Given records below:

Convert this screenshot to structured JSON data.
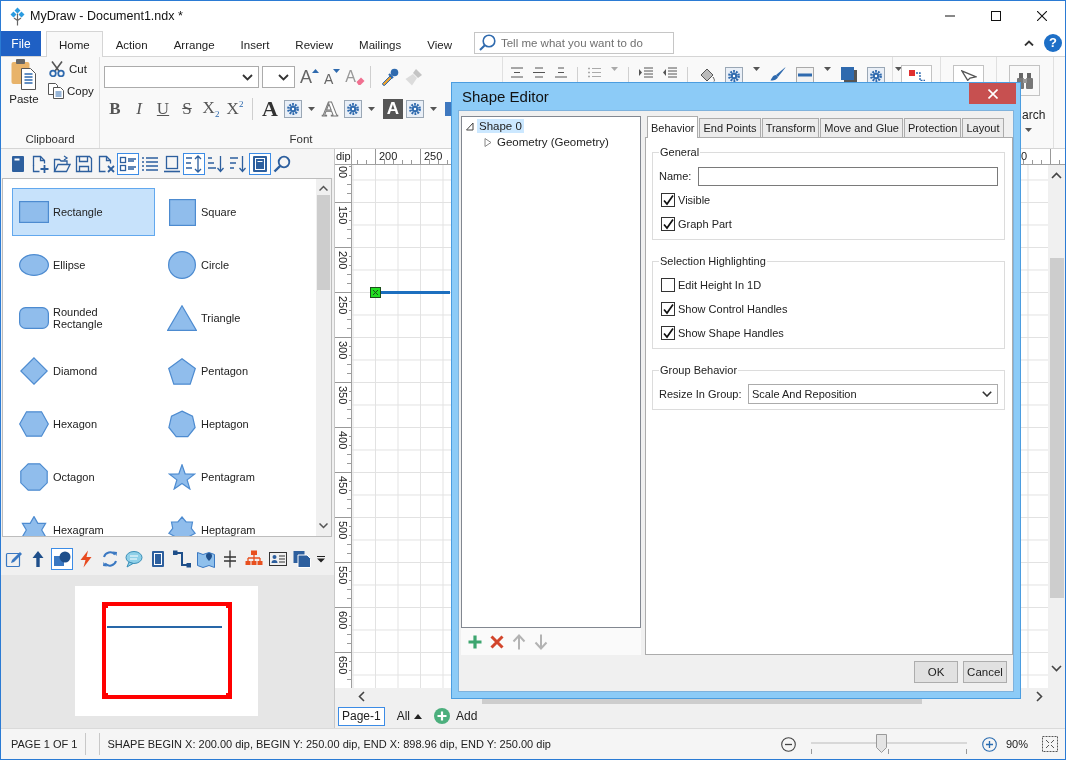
{
  "window": {
    "title": "MyDraw - Document1.ndx *"
  },
  "ribbon": {
    "file_button": "File",
    "tabs": [
      {
        "label": "Home",
        "selected": true
      },
      {
        "label": "Action",
        "selected": false
      },
      {
        "label": "Arrange",
        "selected": false
      },
      {
        "label": "Insert",
        "selected": false
      },
      {
        "label": "Review",
        "selected": false
      },
      {
        "label": "Mailings",
        "selected": false
      },
      {
        "label": "View",
        "selected": false
      }
    ],
    "search": {
      "placeholder": "Tell me what you want to do"
    },
    "help_button": "?",
    "clipboard": {
      "paste": "Paste",
      "cut": "Cut",
      "copy": "Copy",
      "label": "Clipboard"
    },
    "font": {
      "grow": "A",
      "shrink": "A",
      "clear": "A",
      "styles": [
        "B",
        "I",
        "U",
        "S",
        "X$_{2}$",
        "X$^{2}$"
      ],
      "effects": [
        "A",
        "A",
        "A"
      ],
      "label": "Font"
    },
    "find": {
      "label": "arch"
    }
  },
  "library_toolbar": [
    {
      "selected": false
    },
    {
      "selected": false
    },
    {
      "selected": false
    },
    {
      "selected": false
    },
    {
      "selected": false
    },
    {
      "selected": true
    },
    {
      "selected": false
    },
    {
      "selected": false
    },
    {
      "selected": true
    },
    {
      "selected": false
    },
    {
      "selected": false
    },
    {
      "selected": true
    },
    {
      "selected": false
    }
  ],
  "shapes": [
    {
      "kind": "rectangle",
      "label": "Rectangle",
      "selected": true
    },
    {
      "kind": "square",
      "label": "Square",
      "selected": false
    },
    {
      "kind": "ellipse",
      "label": "Ellipse",
      "selected": false
    },
    {
      "kind": "circle",
      "label": "Circle",
      "selected": false
    },
    {
      "kind": "rounded",
      "label": "Rounded Rectangle",
      "selected": false
    },
    {
      "kind": "triangle",
      "label": "Triangle",
      "selected": false
    },
    {
      "kind": "diamond",
      "label": "Diamond",
      "selected": false
    },
    {
      "kind": "pentagon",
      "label": "Pentagon",
      "selected": false
    },
    {
      "kind": "hexagon",
      "label": "Hexagon",
      "selected": false
    },
    {
      "kind": "heptagon",
      "label": "Heptagon",
      "selected": false
    },
    {
      "kind": "octagon",
      "label": "Octagon",
      "selected": false
    },
    {
      "kind": "pentagram",
      "label": "Pentagram",
      "selected": false
    },
    {
      "kind": "hexagram",
      "label": "Hexagram",
      "selected": false
    },
    {
      "kind": "heptagram",
      "label": "Heptagram",
      "selected": false
    }
  ],
  "tools_toolbar": [
    {
      "selected": false
    },
    {
      "selected": false
    },
    {
      "selected": true
    },
    {
      "selected": false
    },
    {
      "selected": false
    },
    {
      "selected": false
    },
    {
      "selected": false
    },
    {
      "selected": false
    },
    {
      "selected": false
    },
    {
      "selected": false
    },
    {
      "selected": false
    },
    {
      "selected": false
    },
    {
      "selected": false
    }
  ],
  "canvas": {
    "unit": "dip",
    "top_ruler": [
      "200",
      "250",
      "0"
    ],
    "left_ruler": [
      "00",
      "150",
      "200",
      "250",
      "300",
      "350",
      "400",
      "450",
      "500",
      "550",
      "600",
      "650"
    ]
  },
  "page_tabs": {
    "pages": [
      {
        "label": "Page-1",
        "selected": true
      }
    ],
    "filter": "All",
    "add": "Add"
  },
  "status_bar": {
    "page": "PAGE 1 OF 1",
    "selection": "SHAPE BEGIN X: 200.00 dip, BEGIN Y: 250.00 dip, END X: 898.96 dip, END Y: 250.00 dip",
    "zoom": {
      "level": 0.45,
      "reading": "90%"
    }
  },
  "dialog": {
    "title": "Shape Editor",
    "tree": [
      {
        "label": "Shape 0",
        "selected": true,
        "expanded": true,
        "children": [
          {
            "label": "Geometry (Geometry)",
            "selected": false,
            "expanded": false
          }
        ]
      }
    ],
    "tree_actions": [
      {
        "disabled": false
      },
      {
        "disabled": false
      },
      {
        "disabled": true
      },
      {
        "disabled": true
      }
    ],
    "tabs": [
      {
        "label": "Behavior",
        "selected": true
      },
      {
        "label": "End Points",
        "selected": false
      },
      {
        "label": "Transform",
        "selected": false
      },
      {
        "label": "Move and Glue",
        "selected": false
      },
      {
        "label": "Protection",
        "selected": false
      },
      {
        "label": "Layout",
        "selected": false
      }
    ],
    "groups": [
      {
        "title": "General",
        "items": [
          {
            "kind": "text",
            "label": "Name:"
          },
          {
            "kind": "checkbox",
            "label": "Visible",
            "checked": true
          },
          {
            "kind": "checkbox",
            "label": "Graph Part",
            "checked": true
          }
        ]
      },
      {
        "title": "Selection Highlighting",
        "items": [
          {
            "kind": "checkbox",
            "label": "Edit Height In 1D",
            "checked": false
          },
          {
            "kind": "checkbox",
            "label": "Show Control Handles",
            "checked": true
          },
          {
            "kind": "checkbox",
            "label": "Show Shape Handles",
            "checked": true
          }
        ]
      },
      {
        "title": "Group Behavior",
        "items": [
          {
            "kind": "select",
            "label": "Resize In Group:",
            "value": "Scale And Reposition"
          }
        ]
      }
    ],
    "buttons": [
      "OK",
      "Cancel"
    ]
  }
}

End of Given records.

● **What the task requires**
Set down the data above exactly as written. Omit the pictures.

● **Result below**
Convert this screenshot to structured JSON data.
{
  "window": {
    "title": "MyDraw - Document1.ndx *"
  },
  "ribbon": {
    "file_button": "File",
    "tabs": [
      {
        "label": "Home",
        "selected": true
      },
      {
        "label": "Action",
        "selected": false
      },
      {
        "label": "Arrange",
        "selected": false
      },
      {
        "label": "Insert",
        "selected": false
      },
      {
        "label": "Review",
        "selected": false
      },
      {
        "label": "Mailings",
        "selected": false
      },
      {
        "label": "View",
        "selected": false
      }
    ],
    "search": {
      "placeholder": "Tell me what you want to do"
    },
    "help_button": "?",
    "clipboard": {
      "paste": "Paste",
      "cut": "Cut",
      "copy": "Copy",
      "label": "Clipboard"
    },
    "font": {
      "grow": "A",
      "shrink": "A",
      "clear": "A",
      "styles": [
        "B",
        "I",
        "U",
        "S",
        "X$_{2}$",
        "X$^{2}$"
      ],
      "effects": [
        "A",
        "A",
        "A"
      ],
      "label": "Font"
    },
    "find": {
      "label": "arch"
    }
  },
  "library_toolbar": [
    {
      "selected": false
    },
    {
      "selected": false
    },
    {
      "selected": false
    },
    {
      "selected": false
    },
    {
      "selected": false
    },
    {
      "selected": true
    },
    {
      "selected": false
    },
    {
      "selected": false
    },
    {
      "selected": true
    },
    {
      "selected": false
    },
    {
      "selected": false
    },
    {
      "selected": true
    },
    {
      "selected": false
    }
  ],
  "shapes": [
    {
      "kind": "rectangle",
      "label": "Rectangle",
      "selected": true
    },
    {
      "kind": "square",
      "label": "Square",
      "selected": false
    },
    {
      "kind": "ellipse",
      "label": "Ellipse",
      "selected": false
    },
    {
      "kind": "circle",
      "label": "Circle",
      "selected": false
    },
    {
      "kind": "rounded",
      "label": "Rounded Rectangle",
      "selected": false
    },
    {
      "kind": "triangle",
      "label": "Triangle",
      "selected": false
    },
    {
      "kind": "diamond",
      "label": "Diamond",
      "selected": false
    },
    {
      "kind": "pentagon",
      "label": "Pentagon",
      "selected": false
    },
    {
      "kind": "hexagon",
      "label": "Hexagon",
      "selected": false
    },
    {
      "kind": "heptagon",
      "label": "Heptagon",
      "selected": false
    },
    {
      "kind": "octagon",
      "label": "Octagon",
      "selected": false
    },
    {
      "kind": "pentagram",
      "label": "Pentagram",
      "selected": false
    },
    {
      "kind": "hexagram",
      "label": "Hexagram",
      "selected": false
    },
    {
      "kind": "heptagram",
      "label": "Heptagram",
      "selected": false
    }
  ],
  "tools_toolbar": [
    {
      "selected": false
    },
    {
      "selected": false
    },
    {
      "selected": true
    },
    {
      "selected": false
    },
    {
      "selected": false
    },
    {
      "selected": false
    },
    {
      "selected": false
    },
    {
      "selected": false
    },
    {
      "selected": false
    },
    {
      "selected": false
    },
    {
      "selected": false
    },
    {
      "selected": false
    },
    {
      "selected": false
    }
  ],
  "canvas": {
    "unit": "dip",
    "top_ruler": [
      "200",
      "250",
      "0"
    ],
    "left_ruler": [
      "00",
      "150",
      "200",
      "250",
      "300",
      "350",
      "400",
      "450",
      "500",
      "550",
      "600",
      "650"
    ]
  },
  "page_tabs": {
    "pages": [
      {
        "label": "Page-1",
        "selected": true
      }
    ],
    "filter": "All",
    "add": "Add"
  },
  "status_bar": {
    "page": "PAGE 1 OF 1",
    "selection": "SHAPE BEGIN X: 200.00 dip, BEGIN Y: 250.00 dip, END X: 898.96 dip, END Y: 250.00 dip",
    "zoom": {
      "level": 0.45,
      "reading": "90%"
    }
  },
  "dialog": {
    "title": "Shape Editor",
    "tree": [
      {
        "label": "Shape 0",
        "selected": true,
        "expanded": true,
        "children": [
          {
            "label": "Geometry (Geometry)",
            "selected": false,
            "expanded": false
          }
        ]
      }
    ],
    "tree_actions": [
      {
        "disabled": false
      },
      {
        "disabled": false
      },
      {
        "disabled": true
      },
      {
        "disabled": true
      }
    ],
    "tabs": [
      {
        "label": "Behavior",
        "selected": true
      },
      {
        "label": "End Points",
        "selected": false
      },
      {
        "label": "Transform",
        "selected": false
      },
      {
        "label": "Move and Glue",
        "selected": false
      },
      {
        "label": "Protection",
        "selected": false
      },
      {
        "label": "Layout",
        "selected": false
      }
    ],
    "groups": [
      {
        "title": "General",
        "items": [
          {
            "kind": "text",
            "label": "Name:"
          },
          {
            "kind": "checkbox",
            "label": "Visible",
            "checked": true
          },
          {
            "kind": "checkbox",
            "label": "Graph Part",
            "checked": true
          }
        ]
      },
      {
        "title": "Selection Highlighting",
        "items": [
          {
            "kind": "checkbox",
            "label": "Edit Height In 1D",
            "checked": false
          },
          {
            "kind": "checkbox",
            "label": "Show Control Handles",
            "checked": true
          },
          {
            "kind": "checkbox",
            "label": "Show Shape Handles",
            "checked": true
          }
        ]
      },
      {
        "title": "Group Behavior",
        "items": [
          {
            "kind": "select",
            "label": "Resize In Group:",
            "value": "Scale And Reposition"
          }
        ]
      }
    ],
    "buttons": [
      "OK",
      "Cancel"
    ]
  }
}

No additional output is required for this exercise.